For example, I was about to renew my license and go for my part 107 exam when I got the update that you no longer have to pay for the exam and retake the part 107 test in a testing facility. You can now take an online course and take it from home.

It’s cool to see that they are making drone licensing more accessible to everyone.

TDW: That’s great to hear. While we’re still talking about the States – which locations would you recommend other drone operators to visit and take drone shots?

M.S.: Boston. There is so much to see in Boston and in the fall it’s spectacular. Make sure that you have the authorization to fly!

TDW: Absolutely! You mentioned that people are becoming more comfortable with drones. How well do the people accept drones in America? How do they usually react?

M.S.: It’s been getting better – I would say 8/10 times it’s usually people who are genuinely interested and curious about drones. They say how cool it is, or how they have a friend who just got one, or how they’re considering getting into it!

I rarely run into a killjoy who asks to take it down or say they feel they’re being spied on.

TDW: Is it easy to travel to the US when carrying a drone with you? Do you have any tips to share regarding particular equipment?

M.S.: Insanely easy. I throw my Mavic 2 Pro in my backpack and I’ve never had an issue.

Tips, Tricks, and Looking Ahead

TDW: Very cool! Do you have some advice you’d like to share with our readers based on what you’ve learned?

M.S.: BUY DJI REFRESH! You will most likely crash your drone at some point, so have a backup just in case. 

Experiment, take WAY more photos than you should because you’ll surprise yourself. 

Lastly, let the camera run a little bit longer than it should when you’re filming. If the clip you’re looking for is 5 seconds long, plan for 8 seconds. It’s always good to have more than not enough.

TDW: You talked about FPV a couple of times. Would you ever consider it or drone racing?

M.S.: Absolutely! FPV is so sick – I’ve crashed a bunch of drones, so I am a little nervous. However, I think it could be an amazing addition to my arsenal.
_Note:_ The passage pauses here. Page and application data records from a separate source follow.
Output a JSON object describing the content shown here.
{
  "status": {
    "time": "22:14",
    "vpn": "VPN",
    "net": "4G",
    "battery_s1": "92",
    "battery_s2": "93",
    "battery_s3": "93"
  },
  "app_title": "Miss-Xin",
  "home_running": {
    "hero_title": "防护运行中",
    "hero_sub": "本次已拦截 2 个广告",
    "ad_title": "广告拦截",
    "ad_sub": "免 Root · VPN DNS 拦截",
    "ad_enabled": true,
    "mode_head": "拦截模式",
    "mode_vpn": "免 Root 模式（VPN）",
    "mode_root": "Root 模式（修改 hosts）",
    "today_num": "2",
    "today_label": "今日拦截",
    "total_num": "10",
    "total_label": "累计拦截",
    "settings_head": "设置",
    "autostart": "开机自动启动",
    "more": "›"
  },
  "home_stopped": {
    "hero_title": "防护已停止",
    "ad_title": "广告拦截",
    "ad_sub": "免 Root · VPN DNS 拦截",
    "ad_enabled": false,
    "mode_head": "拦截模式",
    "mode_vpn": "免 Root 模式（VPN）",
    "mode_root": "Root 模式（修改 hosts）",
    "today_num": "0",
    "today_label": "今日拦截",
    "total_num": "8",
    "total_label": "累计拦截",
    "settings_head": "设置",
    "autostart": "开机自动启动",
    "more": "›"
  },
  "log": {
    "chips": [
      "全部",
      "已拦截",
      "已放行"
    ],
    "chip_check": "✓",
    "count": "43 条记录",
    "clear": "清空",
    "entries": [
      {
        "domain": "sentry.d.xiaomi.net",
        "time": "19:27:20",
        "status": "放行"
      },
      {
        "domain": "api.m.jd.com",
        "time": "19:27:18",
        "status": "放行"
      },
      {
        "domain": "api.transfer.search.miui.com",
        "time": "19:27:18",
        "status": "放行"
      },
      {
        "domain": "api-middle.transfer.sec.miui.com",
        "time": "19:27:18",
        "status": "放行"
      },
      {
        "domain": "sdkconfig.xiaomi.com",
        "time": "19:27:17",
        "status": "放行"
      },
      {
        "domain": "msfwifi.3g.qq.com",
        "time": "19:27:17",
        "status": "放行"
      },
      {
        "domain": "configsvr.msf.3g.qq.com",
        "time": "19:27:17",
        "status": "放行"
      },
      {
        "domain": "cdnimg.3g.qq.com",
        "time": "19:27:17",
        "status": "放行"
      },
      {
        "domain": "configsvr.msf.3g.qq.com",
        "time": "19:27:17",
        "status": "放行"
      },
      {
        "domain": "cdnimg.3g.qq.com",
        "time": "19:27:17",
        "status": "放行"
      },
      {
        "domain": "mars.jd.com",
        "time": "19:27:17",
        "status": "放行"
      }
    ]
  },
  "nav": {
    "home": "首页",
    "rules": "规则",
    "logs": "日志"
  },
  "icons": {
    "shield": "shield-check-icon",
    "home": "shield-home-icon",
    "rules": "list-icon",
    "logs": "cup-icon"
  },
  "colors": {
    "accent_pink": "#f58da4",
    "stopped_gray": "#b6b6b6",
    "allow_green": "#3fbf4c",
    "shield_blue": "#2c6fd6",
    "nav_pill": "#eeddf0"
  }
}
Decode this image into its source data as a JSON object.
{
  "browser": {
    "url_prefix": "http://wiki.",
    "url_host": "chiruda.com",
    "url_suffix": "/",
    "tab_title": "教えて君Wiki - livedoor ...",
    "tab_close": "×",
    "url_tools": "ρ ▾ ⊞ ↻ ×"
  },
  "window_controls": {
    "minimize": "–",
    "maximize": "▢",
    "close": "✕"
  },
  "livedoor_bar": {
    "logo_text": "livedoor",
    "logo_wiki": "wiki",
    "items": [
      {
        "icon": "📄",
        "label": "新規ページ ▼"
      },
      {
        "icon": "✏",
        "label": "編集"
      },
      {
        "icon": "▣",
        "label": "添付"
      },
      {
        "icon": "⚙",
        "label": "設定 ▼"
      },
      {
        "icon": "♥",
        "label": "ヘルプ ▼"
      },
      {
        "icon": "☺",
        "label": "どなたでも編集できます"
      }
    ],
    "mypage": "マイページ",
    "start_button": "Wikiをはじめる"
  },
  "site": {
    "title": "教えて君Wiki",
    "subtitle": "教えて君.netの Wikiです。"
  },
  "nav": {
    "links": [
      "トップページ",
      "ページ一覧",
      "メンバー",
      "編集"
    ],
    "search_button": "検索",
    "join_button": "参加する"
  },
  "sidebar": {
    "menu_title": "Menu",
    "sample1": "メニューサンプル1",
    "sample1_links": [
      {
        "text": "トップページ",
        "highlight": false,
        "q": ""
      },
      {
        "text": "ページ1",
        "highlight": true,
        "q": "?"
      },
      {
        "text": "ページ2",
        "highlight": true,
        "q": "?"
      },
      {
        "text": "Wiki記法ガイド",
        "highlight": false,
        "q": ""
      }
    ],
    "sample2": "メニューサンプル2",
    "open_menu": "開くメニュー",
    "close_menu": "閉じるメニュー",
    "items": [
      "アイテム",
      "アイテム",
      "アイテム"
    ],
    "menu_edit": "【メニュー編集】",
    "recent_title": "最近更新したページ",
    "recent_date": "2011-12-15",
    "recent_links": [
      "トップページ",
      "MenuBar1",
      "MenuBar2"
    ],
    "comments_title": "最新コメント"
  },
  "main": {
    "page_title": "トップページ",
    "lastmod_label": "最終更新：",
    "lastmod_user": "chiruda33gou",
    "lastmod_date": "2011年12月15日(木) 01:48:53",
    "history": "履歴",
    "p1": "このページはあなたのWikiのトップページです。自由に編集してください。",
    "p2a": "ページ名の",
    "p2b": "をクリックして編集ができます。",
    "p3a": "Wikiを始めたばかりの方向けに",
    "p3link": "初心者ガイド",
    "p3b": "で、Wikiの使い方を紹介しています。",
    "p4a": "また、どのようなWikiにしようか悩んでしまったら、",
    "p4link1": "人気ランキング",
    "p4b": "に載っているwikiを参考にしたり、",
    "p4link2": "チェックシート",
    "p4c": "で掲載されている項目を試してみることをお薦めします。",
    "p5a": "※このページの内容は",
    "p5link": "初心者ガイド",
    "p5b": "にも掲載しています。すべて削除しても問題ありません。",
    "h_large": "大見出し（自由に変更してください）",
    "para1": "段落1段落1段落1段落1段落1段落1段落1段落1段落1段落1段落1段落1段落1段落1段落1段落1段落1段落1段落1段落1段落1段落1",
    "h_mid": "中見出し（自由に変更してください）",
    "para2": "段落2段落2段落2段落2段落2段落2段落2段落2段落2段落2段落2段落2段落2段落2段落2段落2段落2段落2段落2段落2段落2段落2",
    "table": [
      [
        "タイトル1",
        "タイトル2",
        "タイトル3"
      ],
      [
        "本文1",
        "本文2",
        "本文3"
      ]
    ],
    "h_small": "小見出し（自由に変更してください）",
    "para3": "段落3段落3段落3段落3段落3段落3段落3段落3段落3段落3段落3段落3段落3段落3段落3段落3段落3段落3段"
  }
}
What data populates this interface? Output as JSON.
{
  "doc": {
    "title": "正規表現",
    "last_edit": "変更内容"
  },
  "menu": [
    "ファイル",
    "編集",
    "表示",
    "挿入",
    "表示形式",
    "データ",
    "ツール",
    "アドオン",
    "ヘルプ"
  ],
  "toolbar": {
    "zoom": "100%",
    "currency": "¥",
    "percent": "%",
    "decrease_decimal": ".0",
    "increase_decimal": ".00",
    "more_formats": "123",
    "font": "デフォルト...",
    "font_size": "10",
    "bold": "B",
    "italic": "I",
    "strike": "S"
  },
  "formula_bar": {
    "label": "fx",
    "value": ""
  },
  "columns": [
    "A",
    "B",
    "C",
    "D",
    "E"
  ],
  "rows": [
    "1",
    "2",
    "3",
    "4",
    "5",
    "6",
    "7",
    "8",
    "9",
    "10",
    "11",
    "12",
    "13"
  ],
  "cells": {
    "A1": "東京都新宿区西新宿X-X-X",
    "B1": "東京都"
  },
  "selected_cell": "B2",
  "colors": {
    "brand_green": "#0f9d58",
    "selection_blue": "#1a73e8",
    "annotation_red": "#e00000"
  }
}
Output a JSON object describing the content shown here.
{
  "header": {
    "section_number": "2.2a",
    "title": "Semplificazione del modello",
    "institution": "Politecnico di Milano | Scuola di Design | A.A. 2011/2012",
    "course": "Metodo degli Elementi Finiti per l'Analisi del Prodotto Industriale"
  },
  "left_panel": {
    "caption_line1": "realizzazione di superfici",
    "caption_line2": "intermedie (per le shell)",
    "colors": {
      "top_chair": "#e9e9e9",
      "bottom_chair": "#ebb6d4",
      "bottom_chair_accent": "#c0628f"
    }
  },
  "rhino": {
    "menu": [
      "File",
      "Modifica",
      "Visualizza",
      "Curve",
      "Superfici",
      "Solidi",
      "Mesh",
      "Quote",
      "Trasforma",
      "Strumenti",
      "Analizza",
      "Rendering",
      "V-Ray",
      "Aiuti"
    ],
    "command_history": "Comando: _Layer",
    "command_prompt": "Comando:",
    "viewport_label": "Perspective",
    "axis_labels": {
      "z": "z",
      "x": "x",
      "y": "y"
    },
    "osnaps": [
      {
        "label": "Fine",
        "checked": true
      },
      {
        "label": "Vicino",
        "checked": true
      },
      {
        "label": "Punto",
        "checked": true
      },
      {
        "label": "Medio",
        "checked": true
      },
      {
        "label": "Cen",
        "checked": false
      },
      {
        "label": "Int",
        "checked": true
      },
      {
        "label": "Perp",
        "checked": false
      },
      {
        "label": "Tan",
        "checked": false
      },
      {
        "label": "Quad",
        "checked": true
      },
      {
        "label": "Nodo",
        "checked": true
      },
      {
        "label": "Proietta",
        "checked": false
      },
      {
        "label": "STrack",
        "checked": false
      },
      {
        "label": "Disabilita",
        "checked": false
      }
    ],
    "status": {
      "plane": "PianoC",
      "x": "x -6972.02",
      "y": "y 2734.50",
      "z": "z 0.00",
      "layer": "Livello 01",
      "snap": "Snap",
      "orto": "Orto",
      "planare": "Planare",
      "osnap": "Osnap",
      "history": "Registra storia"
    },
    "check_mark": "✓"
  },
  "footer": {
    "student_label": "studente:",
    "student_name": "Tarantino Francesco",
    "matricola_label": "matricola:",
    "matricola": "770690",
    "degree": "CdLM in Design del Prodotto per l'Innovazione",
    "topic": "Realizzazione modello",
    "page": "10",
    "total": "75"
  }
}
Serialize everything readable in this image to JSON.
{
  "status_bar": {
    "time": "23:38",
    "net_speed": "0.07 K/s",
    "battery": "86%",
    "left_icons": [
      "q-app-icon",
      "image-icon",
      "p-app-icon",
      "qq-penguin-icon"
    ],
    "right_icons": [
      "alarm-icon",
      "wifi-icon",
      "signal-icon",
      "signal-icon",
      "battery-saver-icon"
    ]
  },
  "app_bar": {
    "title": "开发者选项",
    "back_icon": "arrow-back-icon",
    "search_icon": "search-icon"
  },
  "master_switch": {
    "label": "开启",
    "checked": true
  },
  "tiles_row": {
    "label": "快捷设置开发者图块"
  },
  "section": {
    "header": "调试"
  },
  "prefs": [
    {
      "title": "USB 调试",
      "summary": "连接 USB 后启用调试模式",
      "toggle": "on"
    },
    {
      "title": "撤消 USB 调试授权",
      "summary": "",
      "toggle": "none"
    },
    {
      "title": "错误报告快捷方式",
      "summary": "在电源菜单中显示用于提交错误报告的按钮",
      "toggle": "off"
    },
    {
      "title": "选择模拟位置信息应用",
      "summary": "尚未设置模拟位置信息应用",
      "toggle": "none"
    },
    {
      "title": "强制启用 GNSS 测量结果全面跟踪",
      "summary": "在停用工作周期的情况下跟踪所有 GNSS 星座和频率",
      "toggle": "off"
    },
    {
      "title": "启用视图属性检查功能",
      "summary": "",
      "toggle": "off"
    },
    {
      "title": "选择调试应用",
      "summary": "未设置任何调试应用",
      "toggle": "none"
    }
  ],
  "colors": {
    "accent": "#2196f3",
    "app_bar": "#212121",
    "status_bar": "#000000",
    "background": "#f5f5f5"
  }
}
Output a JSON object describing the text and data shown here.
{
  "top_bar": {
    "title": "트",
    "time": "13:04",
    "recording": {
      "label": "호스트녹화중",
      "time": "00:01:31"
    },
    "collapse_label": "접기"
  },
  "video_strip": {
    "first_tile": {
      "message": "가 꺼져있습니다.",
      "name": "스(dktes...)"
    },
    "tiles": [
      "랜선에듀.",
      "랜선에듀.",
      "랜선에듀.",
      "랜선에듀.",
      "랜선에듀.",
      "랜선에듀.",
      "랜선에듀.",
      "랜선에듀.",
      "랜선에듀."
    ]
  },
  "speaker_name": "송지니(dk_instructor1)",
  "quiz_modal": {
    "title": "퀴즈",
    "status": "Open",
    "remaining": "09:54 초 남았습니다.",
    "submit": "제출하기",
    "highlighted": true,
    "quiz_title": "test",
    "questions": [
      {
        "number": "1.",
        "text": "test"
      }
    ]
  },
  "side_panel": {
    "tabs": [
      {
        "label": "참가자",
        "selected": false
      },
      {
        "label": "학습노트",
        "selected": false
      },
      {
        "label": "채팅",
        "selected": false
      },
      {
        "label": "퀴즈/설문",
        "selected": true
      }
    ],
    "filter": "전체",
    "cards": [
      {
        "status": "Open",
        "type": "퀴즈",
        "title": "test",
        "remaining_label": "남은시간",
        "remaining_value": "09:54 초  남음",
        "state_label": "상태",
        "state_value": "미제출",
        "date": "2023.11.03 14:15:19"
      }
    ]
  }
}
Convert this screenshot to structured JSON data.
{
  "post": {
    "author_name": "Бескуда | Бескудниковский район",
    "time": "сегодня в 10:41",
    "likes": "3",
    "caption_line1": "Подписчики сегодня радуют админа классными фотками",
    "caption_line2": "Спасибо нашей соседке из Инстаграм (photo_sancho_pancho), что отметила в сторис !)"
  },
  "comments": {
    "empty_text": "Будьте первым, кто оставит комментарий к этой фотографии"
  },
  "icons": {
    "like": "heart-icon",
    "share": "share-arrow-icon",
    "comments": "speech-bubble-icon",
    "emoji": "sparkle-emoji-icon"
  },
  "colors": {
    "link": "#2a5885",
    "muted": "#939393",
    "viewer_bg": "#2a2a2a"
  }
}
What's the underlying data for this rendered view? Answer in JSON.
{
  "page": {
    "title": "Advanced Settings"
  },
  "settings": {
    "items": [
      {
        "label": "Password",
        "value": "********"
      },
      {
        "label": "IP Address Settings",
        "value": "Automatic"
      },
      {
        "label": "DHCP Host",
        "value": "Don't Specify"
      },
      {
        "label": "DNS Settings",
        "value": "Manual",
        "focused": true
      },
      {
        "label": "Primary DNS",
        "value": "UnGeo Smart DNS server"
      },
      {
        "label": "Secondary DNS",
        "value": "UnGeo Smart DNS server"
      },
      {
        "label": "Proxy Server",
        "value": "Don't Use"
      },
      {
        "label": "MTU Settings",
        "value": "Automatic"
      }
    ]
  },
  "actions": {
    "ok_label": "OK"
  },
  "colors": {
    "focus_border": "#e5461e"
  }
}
TDW: What are your next steps professionally as a drone influencer? Do you plan to keep drone photography in the future? Maybe as your full-time job?

M.S.: My next goal is to be full-time for my own company! My drone has been awesome. I definitely plan on getting exposure to the Boston crowd and growing my following. 

A lot of my clients find my drone work first and learn about my other services. I look forward to continuing to grow as an artist and a professional!

We’re so glad to hear about that and we’ll continue supporting and showcasing young professionals such as Marvin. The Drones World team thanks Marvin for the time and his super helpful answers.

If you want to read more talks with drone pilots from all over the world, check out our interviews with Simon LéchotSébastien BachellereauSimon WichtDarko Sahpazov, and Teo Angelovski.

Do you know any drone influencer or a drone ambassador you’d like to find out more about? Tell us who they are!

All photos featured in this blog post are owned by Marvin Sandoval – Media by Marvin.